• _What this task involves_
Every record below is to be repeated exactly, with the pictures left out.

• _Supplied records_
"""
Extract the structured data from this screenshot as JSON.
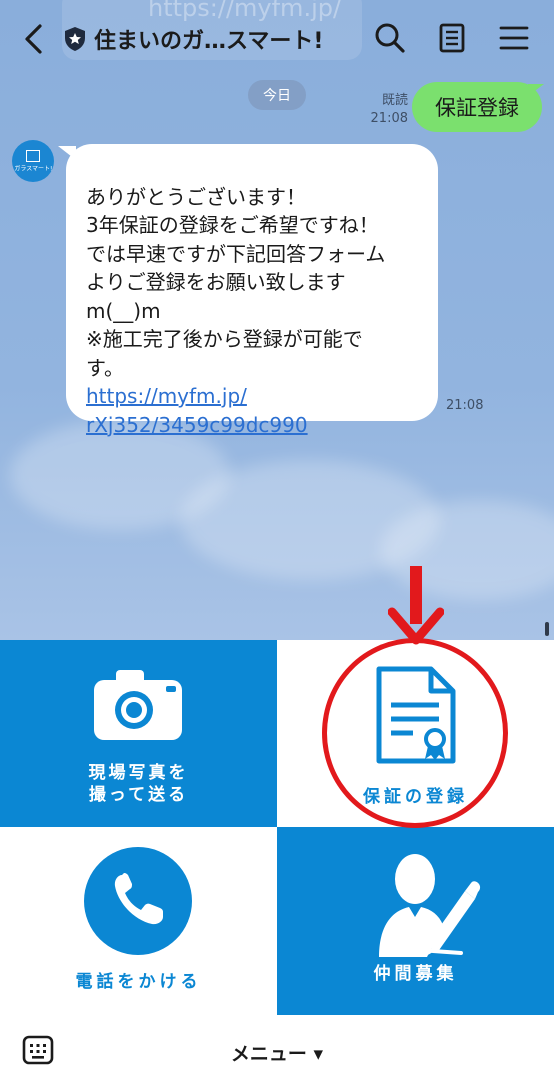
{
  "header": {
    "ghost_link": "https://myfm.jp/",
    "title": "住まいのガ…スマート!"
  },
  "chat": {
    "date_separator": "今日",
    "outgoing": {
      "text": "保証登録",
      "read_label": "既読",
      "time": "21:08"
    },
    "incoming": {
      "avatar_text": "ガラスマート!",
      "text": "ありがとうございます！\n3年保証の登録をご希望ですね！\nでは早速ですが下記回答フォーム\nよりご登録をお願い致します\nm(__)m\n※施工完了後から登録が可能で\nす。",
      "link": "https://myfm.jp/\nrXj352/3459c99dc990",
      "time": "21:08"
    }
  },
  "rich_menu": {
    "photo": "現場写真を\n撮って送る",
    "warranty": "保証の登録",
    "phone": "電話をかける",
    "recruit": "仲間募集"
  },
  "footer": {
    "menu_label": "メニュー ▾"
  },
  "colors": {
    "brand_blue": "#0b87d3",
    "annotation_red": "#e2191c",
    "bubble_green": "#7be06e"
  }
}
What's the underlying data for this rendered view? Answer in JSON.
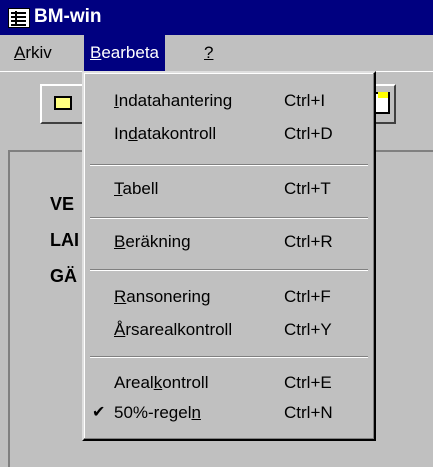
{
  "window": {
    "title": "BM-win"
  },
  "menubar": {
    "items": [
      {
        "pre": "",
        "u": "A",
        "post": "rkiv"
      },
      {
        "pre": "",
        "u": "B",
        "post": "earbeta"
      },
      {
        "pre": "",
        "u": "?",
        "post": ""
      }
    ]
  },
  "content": {
    "labels": [
      "VE",
      "LAI",
      "GÄ"
    ]
  },
  "dropdown": {
    "items": [
      {
        "pre": "",
        "u": "I",
        "post": "ndatahantering",
        "shortcut": "Ctrl+I",
        "checked": false
      },
      {
        "pre": "In",
        "u": "d",
        "post": "atakontroll",
        "shortcut": "Ctrl+D",
        "checked": false
      },
      {
        "pre": "",
        "u": "T",
        "post": "abell",
        "shortcut": "Ctrl+T",
        "checked": false
      },
      {
        "pre": "",
        "u": "B",
        "post": "eräkning",
        "shortcut": "Ctrl+R",
        "checked": false
      },
      {
        "pre": "",
        "u": "R",
        "post": "ansonering",
        "shortcut": "Ctrl+F",
        "checked": false
      },
      {
        "pre": "",
        "u": "Å",
        "post": "rsarealkontroll",
        "shortcut": "Ctrl+Y",
        "checked": false
      },
      {
        "pre": "Areal",
        "u": "k",
        "post": "ontroll",
        "shortcut": "Ctrl+E",
        "checked": false
      },
      {
        "pre": "50%-regel",
        "u": "n",
        "post": "",
        "shortcut": "Ctrl+N",
        "checked": true
      }
    ],
    "check_glyph": "✔"
  }
}
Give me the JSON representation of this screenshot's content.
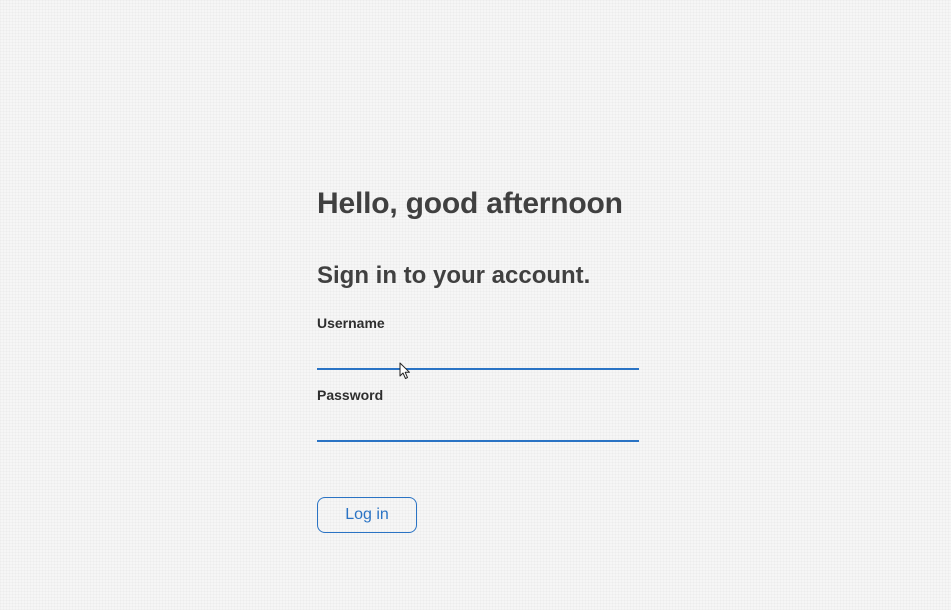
{
  "greeting": "Hello, good afternoon",
  "subtitle": "Sign in to your account.",
  "form": {
    "username_label": "Username",
    "username_value": "",
    "password_label": "Password",
    "password_value": "",
    "login_label": "Log in"
  },
  "colors": {
    "accent": "#2a73c4",
    "heading": "#404040",
    "background": "#f6f6f6"
  },
  "icons": {
    "cursor": "mouse-pointer-icon"
  }
}
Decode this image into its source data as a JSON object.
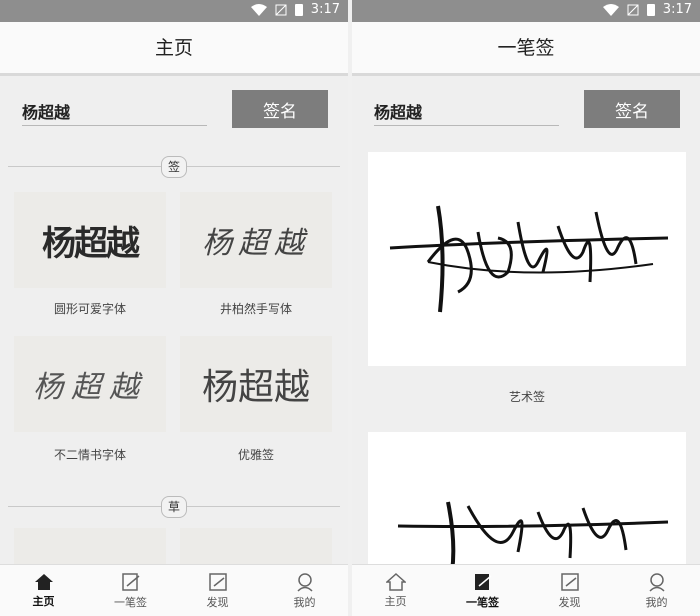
{
  "status": {
    "time": "3:17"
  },
  "left": {
    "title": "主页",
    "input_value": "杨超越",
    "sign_button": "签名",
    "section1_badge": "签",
    "section2_badge": "草",
    "cards": [
      {
        "signature": "杨超越",
        "caption": "圆形可爱字体"
      },
      {
        "signature": "杨超越",
        "caption": "井柏然手写体"
      },
      {
        "signature": "杨超越",
        "caption": "不二情书字体"
      },
      {
        "signature": "杨超越",
        "caption": "优雅签"
      }
    ]
  },
  "right": {
    "title": "一笔签",
    "input_value": "杨超越",
    "sign_button": "签名",
    "art_caption": "艺术签"
  },
  "tabs": {
    "left": [
      {
        "label": "主页",
        "icon": "home-icon"
      },
      {
        "label": "一笔签",
        "icon": "pen-icon"
      },
      {
        "label": "发现",
        "icon": "discover-icon"
      },
      {
        "label": "我的",
        "icon": "profile-icon"
      }
    ],
    "right": [
      {
        "label": "主页",
        "icon": "home-icon"
      },
      {
        "label": "一笔签",
        "icon": "pen-icon"
      },
      {
        "label": "发现",
        "icon": "discover-icon"
      },
      {
        "label": "我的",
        "icon": "profile-icon"
      }
    ]
  }
}
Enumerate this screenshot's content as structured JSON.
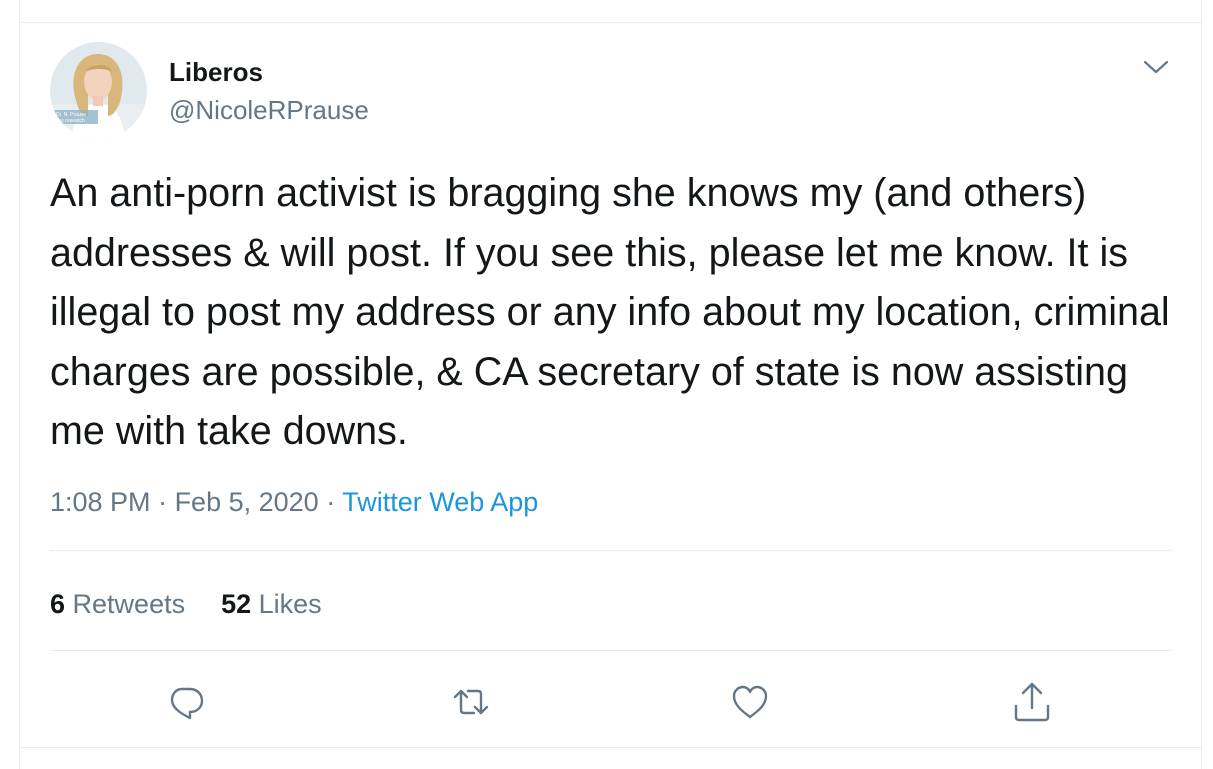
{
  "user": {
    "display_name": "Liberos",
    "handle": "@NicoleRPrause",
    "avatar_icon": "profile-photo"
  },
  "tweet": {
    "text": "An anti-porn activist is bragging she knows my (and others) addresses & will post. If you see this, please let me know. It is illegal to post my address or any info about my location, criminal charges are possible, & CA secretary of state is now assisting me with take downs."
  },
  "meta": {
    "time": "1:08 PM",
    "separator_1": " · ",
    "date": "Feb 5, 2020",
    "separator_2": " · ",
    "source": "Twitter Web App"
  },
  "stats": {
    "retweets_count": "6",
    "retweets_label": " Retweets",
    "likes_count": "52",
    "likes_label": " Likes"
  },
  "actions": {
    "reply_icon": "reply-icon",
    "retweet_icon": "retweet-icon",
    "like_icon": "heart-icon",
    "share_icon": "share-icon"
  },
  "colors": {
    "text_primary": "#14171a",
    "text_secondary": "#657786",
    "link": "#1b95e0",
    "divider": "#e6ecf0"
  }
}
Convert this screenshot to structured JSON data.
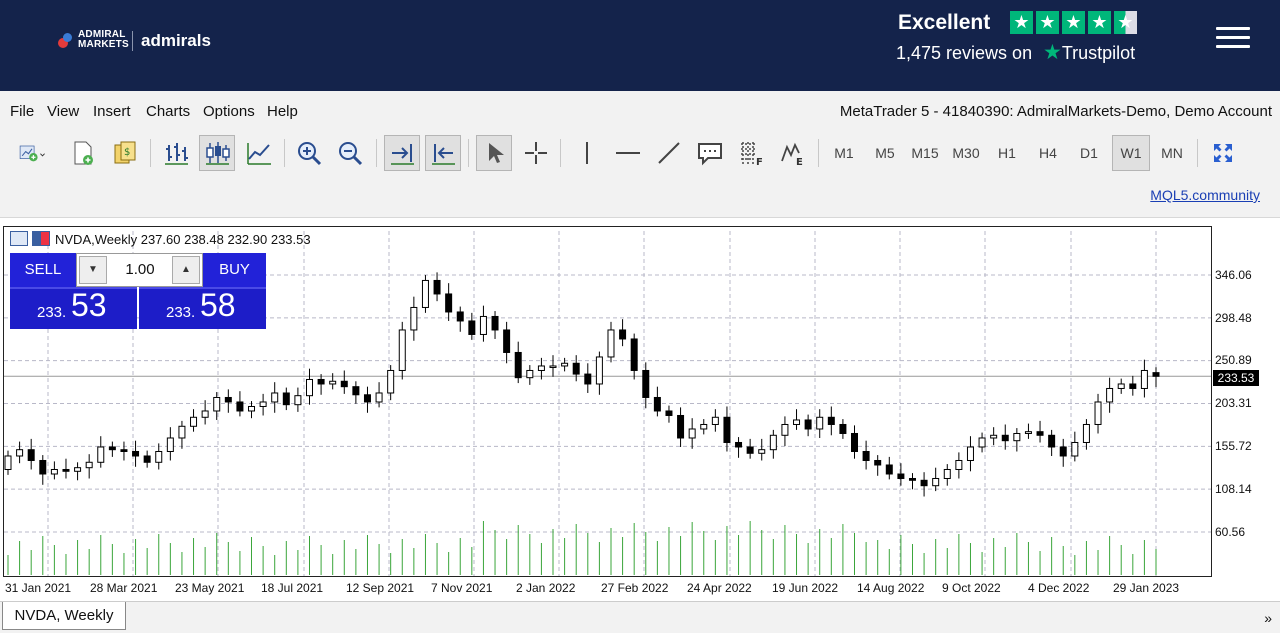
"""
• _Problem solution_
Extract the structured data from this screenshot as JSON.
{
  "header": {
    "ghost_link": "https://myfm.jp/",
    "title": "住まいのガ…スマート!"
  },
  "chat": {
    "date_separator": "今日",
    "outgoing": {
      "text": "保証登録",
      "read_label": "既読",
      "time": "21:08"
    },
    "incoming": {
      "avatar_text": "ガラスマート!",
      "text": "ありがとうございます！\n3年保証の登録をご希望ですね！\nでは早速ですが下記回答フォーム\nよりご登録をお願い致します\nm(__)m\n※施工完了後から登録が可能で\nす。",
      "link": "https://myfm.jp/\nrXj352/3459c99dc990",
      "time": "21:08"
    }
  },
  "rich_menu": {
    "photo": "現場写真を\n撮って送る",
    "warranty": "保証の登録",
    "phone": "電話をかける",
    "recruit": "仲間募集"
  },
  "footer": {
    "menu_label": "メニュー ▾"
  },
  "colors": {
    "brand_blue": "#0b87d3",
    "annotation_red": "#e2191c",
    "bubble_green": "#7be06e"
  }
}
What's the underlying data for this rendered view? Answer in JSON.
{
  "window": {
    "title": "BM-win"
  },
  "menubar": {
    "items": [
      {
        "pre": "",
        "u": "A",
        "post": "rkiv"
      },
      {
        "pre": "",
        "u": "B",
        "post": "earbeta"
      },
      {
        "pre": "",
        "u": "?",
        "post": ""
      }
    ]
  },
  "content": {
    "labels": [
      "VE",
      "LAI",
      "GÄ"
    ]
  },
  "dropdown": {
    "items": [
      {
        "pre": "",
        "u": "I",
        "post": "ndatahantering",
        "shortcut": "Ctrl+I",
        "checked": false
      },
      {
        "pre": "In",
        "u": "d",
        "post": "atakontroll",
        "shortcut": "Ctrl+D",
        "checked": false
      },
      {
        "pre": "",
        "u": "T",
        "post": "abell",
        "shortcut": "Ctrl+T",
        "checked": false
      },
      {
        "pre": "",
        "u": "B",
        "post": "eräkning",
        "shortcut": "Ctrl+R",
        "checked": false
      },
      {
        "pre": "",
        "u": "R",
        "post": "ansonering",
        "shortcut": "Ctrl+F",
        "checked": false
      },
      {
        "pre": "",
        "u": "Å",
        "post": "rsarealkontroll",
        "shortcut": "Ctrl+Y",
        "checked": false
      },
      {
        "pre": "Areal",
        "u": "k",
        "post": "ontroll",
        "shortcut": "Ctrl+E",
        "checked": false
      },
      {
        "pre": "50%-regel",
        "u": "n",
        "post": "",
        "shortcut": "Ctrl+N",
        "checked": true
      }
    ],
    "check_glyph": "✔"
  }
}
Give me the JSON representation of this screenshot's content.
{
  "greeting": "Hello, good afternoon",
  "subtitle": "Sign in to your account.",
  "form": {
    "username_label": "Username",
    "username_value": "",
    "password_label": "Password",
    "password_value": "",
    "login_label": "Log in"
  },
  "colors": {
    "accent": "#2a73c4",
    "heading": "#404040",
    "background": "#f6f6f6"
  },
  "icons": {
    "cursor": "mouse-pointer-icon"
  }
}
Decode this image into its source data as a JSON object.
{
  "status": {
    "time": "3:17"
  },
  "left": {
    "title": "主页",
    "input_value": "杨超越",
    "sign_button": "签名",
    "section1_badge": "签",
    "section2_badge": "草",
    "cards": [
      {
        "signature": "杨超越",
        "caption": "圆形可爱字体"
      },
      {
        "signature": "杨超越",
        "caption": "井柏然手写体"
      },
      {
        "signature": "杨超越",
        "caption": "不二情书字体"
      },
      {
        "signature": "杨超越",
        "caption": "优雅签"
      }
    ]
  },
  "right": {
    "title": "一笔签",
    "input_value": "杨超越",
    "sign_button": "签名",
    "art_caption": "艺术签"
  },
  "tabs": {
    "left": [
      {
        "label": "主页",
        "icon": "home-icon"
      },
      {
        "label": "一笔签",
        "icon": "pen-icon"
      },
      {
        "label": "发现",
        "icon": "discover-icon"
      },
      {
        "label": "我的",
        "icon": "profile-icon"
      }
    ],
    "right": [
      {
        "label": "主页",
        "icon": "home-icon"
      },
      {
        "label": "一笔签",
        "icon": "pen-icon"
      },
      {
        "label": "发现",
        "icon": "discover-icon"
      },
      {
        "label": "我的",
        "icon": "profile-icon"
      }
    ]
  }
}
Enumerate this screenshot's content as structured JSON.
{
  "user": {
    "display_name": "Liberos",
    "handle": "@NicoleRPrause",
    "avatar_icon": "profile-photo"
  },
  "tweet": {
    "text": "An anti-porn activist is bragging she knows my (and others) addresses & will post. If you see this, please let me know. It is illegal to post my address or any info about my location, criminal charges are possible, & CA secretary of state is now assisting me with take downs."
  },
  "meta": {
    "time": "1:08 PM",
    "separator_1": " · ",
    "date": "Feb 5, 2020",
    "separator_2": " · ",
    "source": "Twitter Web App"
  },
  "stats": {
    "retweets_count": "6",
    "retweets_label": " Retweets",
    "likes_count": "52",
    "likes_label": " Likes"
  },
  "actions": {
    "reply_icon": "reply-icon",
    "retweet_icon": "retweet-icon",
    "like_icon": "heart-icon",
    "share_icon": "share-icon"
  },
  "colors": {
    "text_primary": "#14171a",
    "text_secondary": "#657786",
    "link": "#1b95e0",
    "divider": "#e6ecf0"
  }
}
Convert this screenshot to structured JSON data.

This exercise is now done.